When I was 12 years old I bought a small reflecting telescope, a 4.25" f/4 rich-field astronomical instrument from a company in Arizona called The Optical Craftsmen. It cost about $100, quite a sum for a kid in those days, and had to be shipped to me in Texas via truck rather than parcel post. I remember going with my Father (thanks, Dad!) to pick it up at the freight warehouse. I also remember the thrill that I felt, later that evening, when I looked at the primary mirror and realized that this aluminized surface was precise to within a quarter wavelength of light --- a few millionths of an inch. Awesome accuracy.

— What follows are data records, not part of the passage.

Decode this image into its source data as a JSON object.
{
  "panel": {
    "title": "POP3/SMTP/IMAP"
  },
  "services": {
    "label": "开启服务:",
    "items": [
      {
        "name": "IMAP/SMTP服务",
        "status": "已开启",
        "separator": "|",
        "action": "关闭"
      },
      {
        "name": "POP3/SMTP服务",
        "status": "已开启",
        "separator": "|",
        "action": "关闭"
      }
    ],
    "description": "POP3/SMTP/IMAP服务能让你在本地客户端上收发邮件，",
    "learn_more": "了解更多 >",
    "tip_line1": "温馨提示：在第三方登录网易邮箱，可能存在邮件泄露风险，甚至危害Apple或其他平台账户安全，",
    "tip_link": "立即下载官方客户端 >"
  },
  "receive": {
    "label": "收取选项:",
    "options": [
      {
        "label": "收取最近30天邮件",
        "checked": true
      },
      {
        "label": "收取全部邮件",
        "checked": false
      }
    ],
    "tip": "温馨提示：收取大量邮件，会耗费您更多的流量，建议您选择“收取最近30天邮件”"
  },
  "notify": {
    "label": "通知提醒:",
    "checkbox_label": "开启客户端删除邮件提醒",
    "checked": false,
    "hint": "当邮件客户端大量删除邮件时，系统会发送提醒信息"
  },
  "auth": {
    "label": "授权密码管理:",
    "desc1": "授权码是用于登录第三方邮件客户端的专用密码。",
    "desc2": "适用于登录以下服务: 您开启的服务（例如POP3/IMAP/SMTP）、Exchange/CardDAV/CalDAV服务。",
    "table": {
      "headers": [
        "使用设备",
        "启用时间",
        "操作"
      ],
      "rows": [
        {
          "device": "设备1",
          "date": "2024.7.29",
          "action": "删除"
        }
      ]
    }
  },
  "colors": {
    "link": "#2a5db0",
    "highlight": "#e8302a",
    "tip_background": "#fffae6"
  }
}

The same pulse-pounding emotional appreciation of fine workmanship came to me again years later in 1974, when I got my first 35mm single-lens reflex camera, a Canon TX-1. Likewise in 1984, as I unpacked a 128k Apple Macintosh computer. And most recently, experiencing Paulette's MINI Cooper automobile. Elegant engineering, delightful design, immaculate implementation. That's craftsmanship.

So I can forgive Gina Kolata when she rhapsodizes about her new bicycle (in "Fast Pace, Hard Seat: Now That's Cycling", New York Times, 6 Jul 2004):

The dimpled young man at the shop was crestfallen when I grabbed the bicycle and dashed out. He wanted me to ride it around the parking lot.

"Why?" I asked.

"I wanted to see the expression on your face," he explained.

I scoffed. After all, this was just a bicycle, I thought. The difference is it will fit me. The pain in the back of my neck will no longer plague me and I will do better on hills.

When I got home, my son and I headed out for a quick ride. Before I had gone a quarter-mile, I knew what the man at the shop meant. The bicycle responded, it handled, it moved, it was like a living thing. I was flying. Now that was bicycling.

And I also forgive Ms. Kolata her biker-chauvinism, when she suggests that cycling is the superior form of exercise. She suggests that "... runners rarely run for an hour and bicyclists rarely ride for less than an hour." Au contraire! I think it's scarcely worth tying on the stinky sneakers for a jog of under 90 minutes duration, and I've got a lot of company on the trails. LSD --- Long Slow Distance --- is a thriving religion.

I will concede that runners get injured; I've been fortunate on that front for many months, thank goodness. But how about all the cyclists that I pass, stopped to fix a flat tire or reinstall a derailed chain? Not to mention the catastrophic crashes that sometimes happen, particularly on dirt or gravel? OK, I guess I also have a Face Plant (9 Aug 2004) to report. In terms of calories burnt per unit of time, though, for a normal person there's no question that run trumps ride. And don't forget the cost of a fancy velocipede nowadays. Running shoes, in contrast, seem almost free, and they're the priciest part of a jog.

Probably I'll join Gina's team in a few years, when the old knees (and ankles, and hips) give out. Meanwhile I plan to keep pounding the pavement --- even though my puny physique can't compete with the sexy curves of a new high-tech bike.

Hmmm ... maybe if I start lifting weights ...

(see also ElegantTechnologies (10 Sep 1999), UltraMan (8 May 2002), HighPrecision (16 Jul 2002), BigBadBoxes (3 Dec 2002), MoreElegantTechnologies (8 Nov 2003), ... )

TopicRecreation - TopicRunning - TopicPersonalHistory - TopicLiterature - TopicHumor - 2004-09-21

(correlates: ParkwayDelay, Comments on Standard Model, VarietiesOfNotCaring, ...)